Rock bottom

People who have a substance problem often experience unpleasant situations and circumstances. In retrospect, especially in the context of telling their personal story of substance use, problem substance use and recovery (see personal narratives) people may describe some sort of crisis or low point that, at the time or later, becomes significant in that it seems to have caused or motivated them to change and address their drug problem. Commonly this is referred to as rock bottom – a low point from which it became possible to push oneself back up again.

The concept is contested only in the sense that there may be an implication that for a person to begin to effectively address their substance use it is necessary to reach ‘rock bottom’ and have a particularly unpleasant experience. This is not the experience of all people who have addressed their problem substance use; others, for example, say that a realisation were growing older, boredom or a new personal relationship with a partner or a child was the significant change that motivated them.

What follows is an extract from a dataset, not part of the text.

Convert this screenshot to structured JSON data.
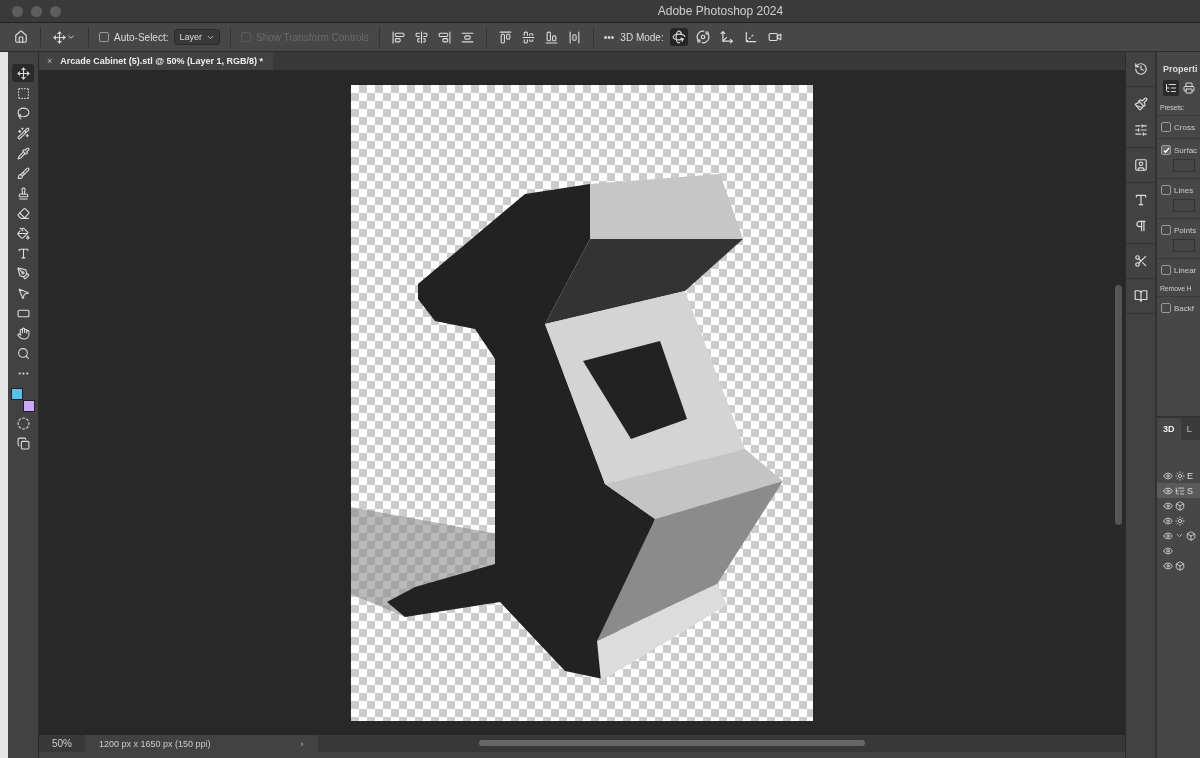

It is worth noting that some people will describe a ‘rock bottom’ incident which for them, in retrospect, has significance; yet, when asked, they will concede that the incident was not the worst thing that ever happened to them or the worst situation they have been in. Also, when prompted, people will concede that, at the time, it did not motivate immediate change. It is possible that for some people a ‘rock bottom’ story is a device that helps them explain to themselves and to others the complex motivation and situation that caused them to address their substance use problem and why, on this occasion they were able to make progress while on other occasions they could not make or sustain progress.